This week we met in Oakland on Tuesday and Berkeley's Clark Kerr campus on Wednesday. 

The highlight for me was the wonderful protest in front of a Berkeley administration building, I’m not great at counting crowds, but I estimate over 100 people, and Lecturers from Berkeley, Davis, Merced, and Santa Cruz (along with the bargaining representatives from Santa Barbara, Los Angeles, Irvine, and Riverside, so eight of the nine UC campuses represented). It was a great event.

Thursday morning, we saw a presentation on the changes to benefits as a result of the ACA. First, when someone is first hired (or reappointed), if he or she is eligible for benefits, he or she is eligible until Dec. 31st. Of which year, you ask? Well, everyone eligible for benefits this Fall is eligible until Dec 31, 2016 (as long as he or she is on pay status). In future years, everyone will have to have a 43.75% appointment (over the whole year) to remain eligible.

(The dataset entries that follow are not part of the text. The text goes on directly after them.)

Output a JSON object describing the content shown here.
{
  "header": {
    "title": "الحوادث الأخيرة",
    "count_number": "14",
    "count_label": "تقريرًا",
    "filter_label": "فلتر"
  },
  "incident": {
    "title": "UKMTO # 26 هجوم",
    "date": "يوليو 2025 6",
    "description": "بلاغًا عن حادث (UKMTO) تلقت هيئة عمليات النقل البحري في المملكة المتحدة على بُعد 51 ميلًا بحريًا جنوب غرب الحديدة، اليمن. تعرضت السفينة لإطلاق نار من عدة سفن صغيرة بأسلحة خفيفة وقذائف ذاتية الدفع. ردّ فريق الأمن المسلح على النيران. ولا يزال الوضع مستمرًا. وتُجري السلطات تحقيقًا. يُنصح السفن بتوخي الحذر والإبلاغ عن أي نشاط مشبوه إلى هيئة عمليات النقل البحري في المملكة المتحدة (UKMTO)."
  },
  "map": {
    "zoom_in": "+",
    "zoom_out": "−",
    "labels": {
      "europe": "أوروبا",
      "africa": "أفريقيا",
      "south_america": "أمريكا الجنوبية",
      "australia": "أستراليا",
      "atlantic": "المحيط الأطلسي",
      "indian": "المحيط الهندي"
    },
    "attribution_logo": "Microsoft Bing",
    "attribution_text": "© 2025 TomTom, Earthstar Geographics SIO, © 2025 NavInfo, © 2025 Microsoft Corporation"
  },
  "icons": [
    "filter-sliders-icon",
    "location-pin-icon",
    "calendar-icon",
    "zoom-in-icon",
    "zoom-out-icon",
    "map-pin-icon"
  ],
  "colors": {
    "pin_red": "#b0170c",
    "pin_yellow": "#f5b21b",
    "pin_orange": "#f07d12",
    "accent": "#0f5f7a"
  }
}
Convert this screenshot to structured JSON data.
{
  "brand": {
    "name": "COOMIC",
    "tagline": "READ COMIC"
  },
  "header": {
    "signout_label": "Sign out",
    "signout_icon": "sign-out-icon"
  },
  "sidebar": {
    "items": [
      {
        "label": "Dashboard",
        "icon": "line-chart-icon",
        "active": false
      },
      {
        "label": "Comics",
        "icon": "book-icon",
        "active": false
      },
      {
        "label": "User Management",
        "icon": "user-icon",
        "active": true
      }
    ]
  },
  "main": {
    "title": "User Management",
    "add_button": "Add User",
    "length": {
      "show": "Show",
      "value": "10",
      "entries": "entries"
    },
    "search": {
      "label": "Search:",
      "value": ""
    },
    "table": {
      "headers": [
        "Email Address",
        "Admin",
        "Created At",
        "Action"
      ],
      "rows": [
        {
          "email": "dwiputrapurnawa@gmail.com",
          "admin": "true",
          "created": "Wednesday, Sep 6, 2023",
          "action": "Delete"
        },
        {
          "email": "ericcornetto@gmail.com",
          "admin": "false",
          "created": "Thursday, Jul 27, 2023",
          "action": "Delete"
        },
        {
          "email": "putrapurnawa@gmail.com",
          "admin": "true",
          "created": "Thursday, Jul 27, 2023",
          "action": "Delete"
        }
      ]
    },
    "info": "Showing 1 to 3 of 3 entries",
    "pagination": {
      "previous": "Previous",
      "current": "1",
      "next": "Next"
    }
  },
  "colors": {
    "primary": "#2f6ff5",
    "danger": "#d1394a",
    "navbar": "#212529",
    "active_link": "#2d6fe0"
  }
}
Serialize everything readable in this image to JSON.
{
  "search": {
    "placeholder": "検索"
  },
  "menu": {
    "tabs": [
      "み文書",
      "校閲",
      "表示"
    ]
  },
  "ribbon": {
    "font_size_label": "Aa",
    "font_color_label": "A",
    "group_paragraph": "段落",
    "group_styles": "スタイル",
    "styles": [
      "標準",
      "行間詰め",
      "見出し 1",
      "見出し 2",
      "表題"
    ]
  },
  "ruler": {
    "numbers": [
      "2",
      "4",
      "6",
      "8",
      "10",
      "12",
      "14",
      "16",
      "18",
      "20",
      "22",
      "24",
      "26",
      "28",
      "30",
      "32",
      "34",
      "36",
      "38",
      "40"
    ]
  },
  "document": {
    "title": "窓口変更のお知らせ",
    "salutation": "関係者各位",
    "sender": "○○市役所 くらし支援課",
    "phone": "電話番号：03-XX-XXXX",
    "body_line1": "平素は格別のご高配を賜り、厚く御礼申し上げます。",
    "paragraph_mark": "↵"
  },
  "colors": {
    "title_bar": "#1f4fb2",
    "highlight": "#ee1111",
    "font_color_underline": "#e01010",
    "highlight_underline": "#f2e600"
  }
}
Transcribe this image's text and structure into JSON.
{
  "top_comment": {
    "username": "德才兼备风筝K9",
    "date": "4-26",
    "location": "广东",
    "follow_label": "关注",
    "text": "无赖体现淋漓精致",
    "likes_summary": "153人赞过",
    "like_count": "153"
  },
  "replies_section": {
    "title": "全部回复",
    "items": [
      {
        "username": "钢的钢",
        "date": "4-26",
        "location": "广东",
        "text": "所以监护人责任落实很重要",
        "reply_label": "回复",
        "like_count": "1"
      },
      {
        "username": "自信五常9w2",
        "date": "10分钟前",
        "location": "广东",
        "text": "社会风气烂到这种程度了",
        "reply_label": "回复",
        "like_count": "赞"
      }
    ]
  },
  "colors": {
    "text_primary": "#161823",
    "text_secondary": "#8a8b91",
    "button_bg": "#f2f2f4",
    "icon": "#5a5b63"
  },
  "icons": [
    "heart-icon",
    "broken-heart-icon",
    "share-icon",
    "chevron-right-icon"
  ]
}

There are other technical details we need to sort through, but this should be good for us.
We presented proposals on Article 6—Acacemic Appointments, the 7s, 8—Instructional Support, 9—Professional Concerns, 11—Benefits, 17—Layoff, and 21—Salary. The UC accepted our Article 8 proposal, and an earlier proposal on Article 25—Union Rights, and agreed to keep current contract language in Article 30—Discipline and Dismissal. So we TA’d those items.

The UC also presented Article 12—Leaves (finally). There is one very good improvement: All NSF  (any appointment percentage, pre-continuing or continuing, and both annual and term-by-term appointments) will get 6 weeks paid pregnancy disability leave. That is a huge gain.

Despite that, we aren’t done with leaves yet. Some forms of leaves in the Academic Personnel Manual haven’t been brought into the contract, and we need to figure out what’s going on there.
Nothing really was accomplished, except that we’re getting a better understanding of the UC’s parameters. We explained how important Social Security is to us. The UC said it won’t happen. We explained that part-time Lecturers at Stanford, and part time fast-food workers, and everyone else in America gets Social Security, and they still said no. Basically, if we get Social Security, others will want it, and the UC, along with the CSU system and other public agencies, saves a lot of money be making no Social Security contributions for it’s part-time and short-term employees.

We’re meeting again the 3rd and 4th of December, and the UC plans to present every outstanding article in one bunch. We’ll see.

Ben Harder
Chief Negotiator